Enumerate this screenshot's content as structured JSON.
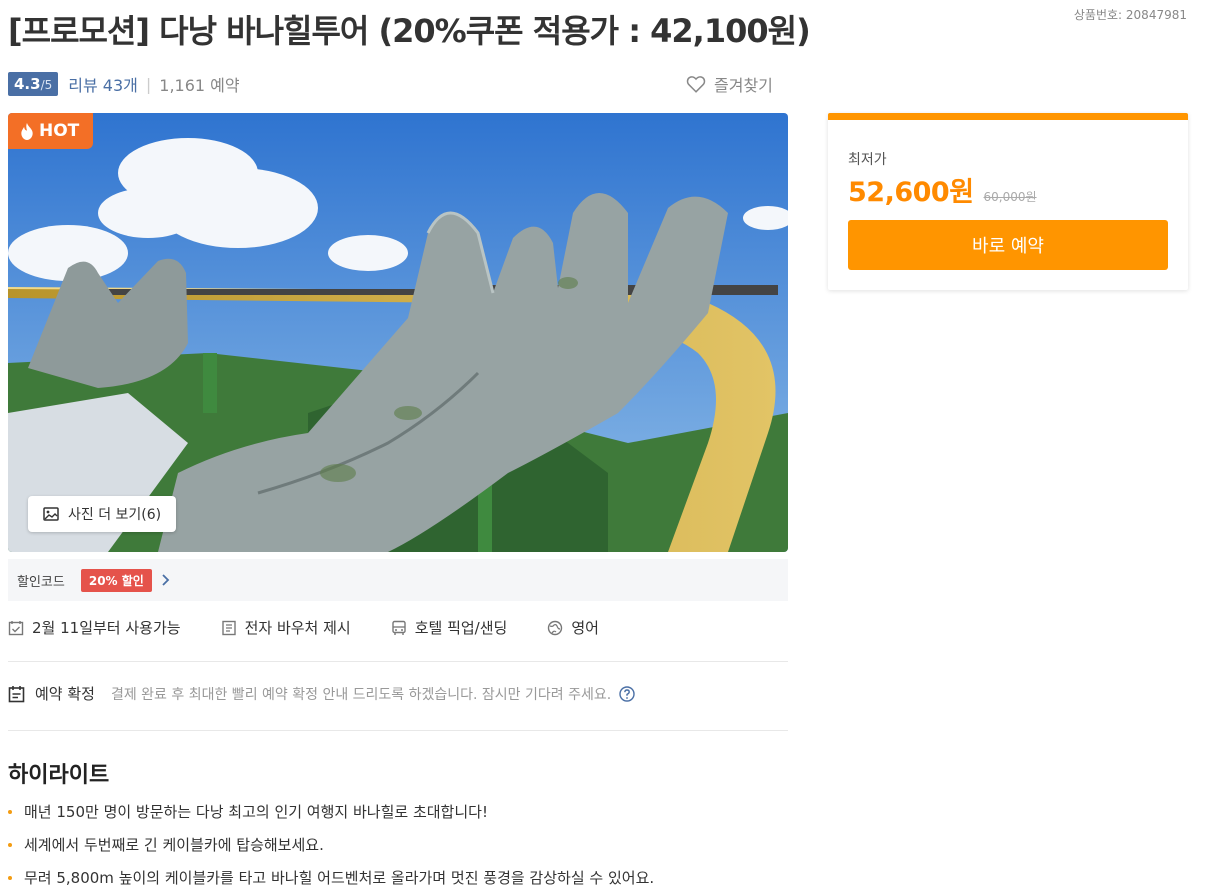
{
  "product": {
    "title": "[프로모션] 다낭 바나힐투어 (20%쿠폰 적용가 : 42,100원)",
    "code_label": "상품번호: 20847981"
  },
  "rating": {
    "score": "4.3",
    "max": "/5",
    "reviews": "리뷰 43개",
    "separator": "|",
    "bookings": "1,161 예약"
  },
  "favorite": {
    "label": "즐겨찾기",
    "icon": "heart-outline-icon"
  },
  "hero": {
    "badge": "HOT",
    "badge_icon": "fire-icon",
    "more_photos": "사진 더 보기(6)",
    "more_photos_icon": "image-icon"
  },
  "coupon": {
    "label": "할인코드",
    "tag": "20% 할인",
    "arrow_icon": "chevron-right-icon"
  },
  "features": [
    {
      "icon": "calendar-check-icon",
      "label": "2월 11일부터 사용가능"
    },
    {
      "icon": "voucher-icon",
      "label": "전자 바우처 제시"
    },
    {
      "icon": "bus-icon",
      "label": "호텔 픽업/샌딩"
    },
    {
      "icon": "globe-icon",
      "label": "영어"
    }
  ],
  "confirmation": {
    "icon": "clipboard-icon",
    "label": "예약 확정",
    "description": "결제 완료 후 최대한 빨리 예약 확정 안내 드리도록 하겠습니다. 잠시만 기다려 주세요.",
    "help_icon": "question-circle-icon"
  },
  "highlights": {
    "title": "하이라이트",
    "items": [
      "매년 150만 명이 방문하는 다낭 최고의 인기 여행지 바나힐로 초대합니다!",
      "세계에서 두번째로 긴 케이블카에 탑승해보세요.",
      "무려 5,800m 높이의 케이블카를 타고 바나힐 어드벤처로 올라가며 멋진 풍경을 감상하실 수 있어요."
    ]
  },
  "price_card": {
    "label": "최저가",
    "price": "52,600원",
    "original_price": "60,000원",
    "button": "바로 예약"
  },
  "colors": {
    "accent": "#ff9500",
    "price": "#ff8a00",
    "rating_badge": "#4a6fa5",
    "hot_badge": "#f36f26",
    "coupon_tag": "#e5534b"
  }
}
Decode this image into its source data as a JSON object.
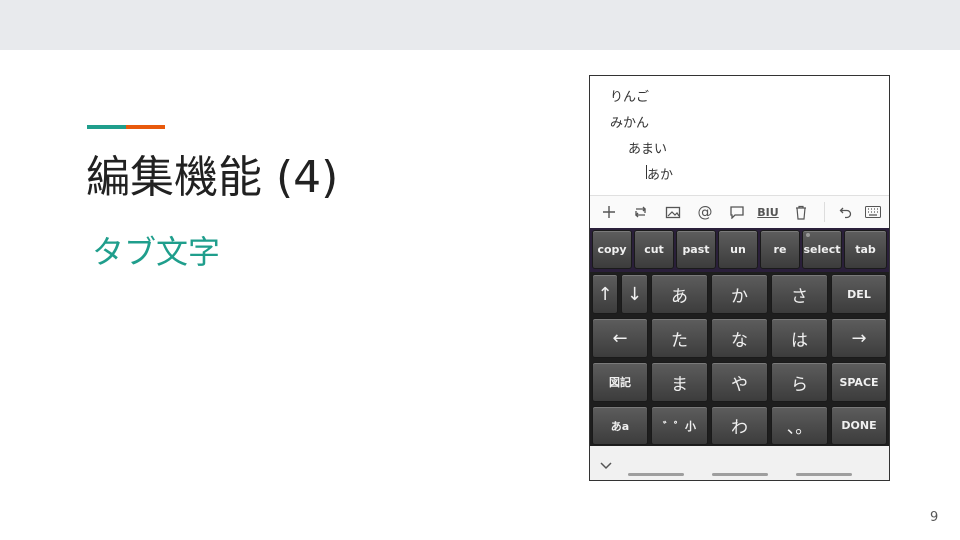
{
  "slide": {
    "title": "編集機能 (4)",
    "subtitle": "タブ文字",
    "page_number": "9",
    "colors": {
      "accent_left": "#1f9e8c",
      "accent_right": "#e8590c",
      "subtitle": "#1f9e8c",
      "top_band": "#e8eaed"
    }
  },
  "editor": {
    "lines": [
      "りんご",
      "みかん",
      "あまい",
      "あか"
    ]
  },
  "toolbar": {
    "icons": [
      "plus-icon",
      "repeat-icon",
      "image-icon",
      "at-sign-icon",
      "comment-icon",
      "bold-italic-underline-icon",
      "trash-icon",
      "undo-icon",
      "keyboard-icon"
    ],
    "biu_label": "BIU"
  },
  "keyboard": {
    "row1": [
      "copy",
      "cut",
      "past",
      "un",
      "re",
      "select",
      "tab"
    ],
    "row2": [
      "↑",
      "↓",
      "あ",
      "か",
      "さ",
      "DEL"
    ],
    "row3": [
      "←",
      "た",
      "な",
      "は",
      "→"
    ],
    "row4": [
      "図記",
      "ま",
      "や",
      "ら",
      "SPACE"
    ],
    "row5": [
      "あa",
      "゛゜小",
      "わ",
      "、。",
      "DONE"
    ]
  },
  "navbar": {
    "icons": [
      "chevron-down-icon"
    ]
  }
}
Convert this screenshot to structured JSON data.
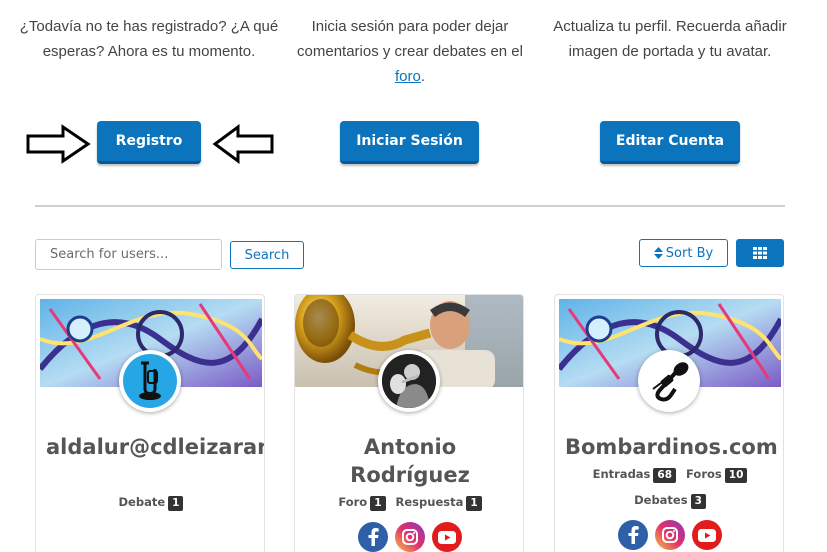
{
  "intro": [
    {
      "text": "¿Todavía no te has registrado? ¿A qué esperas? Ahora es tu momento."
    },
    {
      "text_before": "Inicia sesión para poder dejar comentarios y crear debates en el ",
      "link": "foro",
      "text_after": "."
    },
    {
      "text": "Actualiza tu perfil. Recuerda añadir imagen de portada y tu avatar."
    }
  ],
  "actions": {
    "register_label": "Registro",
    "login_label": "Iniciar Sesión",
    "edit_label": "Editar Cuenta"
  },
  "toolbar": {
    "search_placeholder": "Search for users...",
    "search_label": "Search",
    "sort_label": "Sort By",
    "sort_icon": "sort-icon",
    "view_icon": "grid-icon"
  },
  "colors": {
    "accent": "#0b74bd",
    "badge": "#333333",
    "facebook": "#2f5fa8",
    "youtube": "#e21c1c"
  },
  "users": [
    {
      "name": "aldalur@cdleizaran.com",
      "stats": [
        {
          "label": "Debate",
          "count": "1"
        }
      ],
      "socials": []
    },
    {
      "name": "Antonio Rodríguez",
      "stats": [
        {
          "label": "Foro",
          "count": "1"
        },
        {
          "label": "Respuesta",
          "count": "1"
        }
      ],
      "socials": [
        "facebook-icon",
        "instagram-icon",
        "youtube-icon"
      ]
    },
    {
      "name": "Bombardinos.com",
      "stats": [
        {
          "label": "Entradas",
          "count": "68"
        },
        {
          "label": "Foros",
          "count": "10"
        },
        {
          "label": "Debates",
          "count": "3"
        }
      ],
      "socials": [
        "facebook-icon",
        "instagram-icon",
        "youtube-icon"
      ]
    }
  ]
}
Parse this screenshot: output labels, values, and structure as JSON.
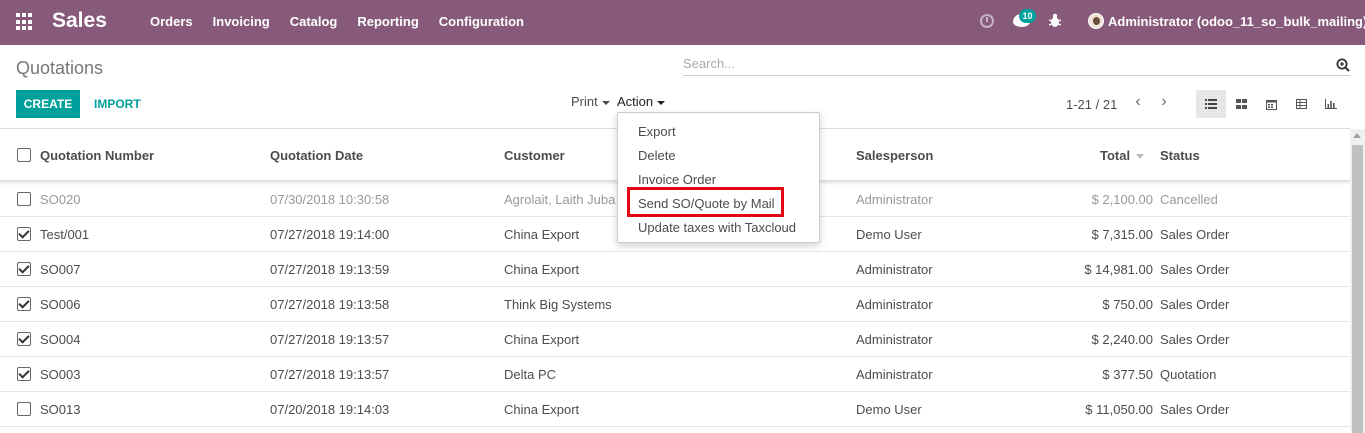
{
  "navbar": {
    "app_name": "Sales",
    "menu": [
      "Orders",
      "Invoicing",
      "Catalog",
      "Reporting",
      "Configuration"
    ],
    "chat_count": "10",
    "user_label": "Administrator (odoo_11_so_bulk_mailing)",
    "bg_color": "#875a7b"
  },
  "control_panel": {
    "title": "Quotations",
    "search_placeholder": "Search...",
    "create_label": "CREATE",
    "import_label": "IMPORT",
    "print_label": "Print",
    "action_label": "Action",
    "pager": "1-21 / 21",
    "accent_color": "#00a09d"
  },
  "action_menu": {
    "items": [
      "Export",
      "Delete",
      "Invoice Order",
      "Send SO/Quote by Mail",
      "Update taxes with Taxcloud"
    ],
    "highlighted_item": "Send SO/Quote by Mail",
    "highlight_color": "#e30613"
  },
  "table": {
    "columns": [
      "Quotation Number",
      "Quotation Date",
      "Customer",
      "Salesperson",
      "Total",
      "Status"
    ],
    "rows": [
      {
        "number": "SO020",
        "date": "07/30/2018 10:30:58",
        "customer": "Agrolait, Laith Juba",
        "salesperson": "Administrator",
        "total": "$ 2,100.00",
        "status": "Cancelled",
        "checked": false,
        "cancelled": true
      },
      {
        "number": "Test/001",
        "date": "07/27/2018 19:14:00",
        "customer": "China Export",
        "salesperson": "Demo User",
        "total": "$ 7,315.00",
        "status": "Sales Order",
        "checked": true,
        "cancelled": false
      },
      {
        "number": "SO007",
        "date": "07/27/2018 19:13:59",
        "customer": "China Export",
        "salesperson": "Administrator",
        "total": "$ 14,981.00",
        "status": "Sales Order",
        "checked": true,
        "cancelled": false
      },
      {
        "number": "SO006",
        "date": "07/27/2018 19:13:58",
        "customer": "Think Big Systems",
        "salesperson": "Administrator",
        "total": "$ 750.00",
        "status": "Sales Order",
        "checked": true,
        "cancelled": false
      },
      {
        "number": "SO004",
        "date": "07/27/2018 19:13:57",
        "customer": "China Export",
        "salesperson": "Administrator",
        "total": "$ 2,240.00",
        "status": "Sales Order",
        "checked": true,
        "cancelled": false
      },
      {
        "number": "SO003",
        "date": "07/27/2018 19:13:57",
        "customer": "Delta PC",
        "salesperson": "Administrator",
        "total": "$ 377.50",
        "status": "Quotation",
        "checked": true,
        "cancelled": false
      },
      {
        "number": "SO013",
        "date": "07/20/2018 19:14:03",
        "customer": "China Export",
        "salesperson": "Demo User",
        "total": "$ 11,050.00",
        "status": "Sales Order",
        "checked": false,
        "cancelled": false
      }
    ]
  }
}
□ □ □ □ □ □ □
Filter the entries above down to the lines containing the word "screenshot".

Enumerate this screenshot's content as structured JSON.
Convert this screenshot to structured JSON data.
Parse this screenshot: output labels, values, and structure as JSON.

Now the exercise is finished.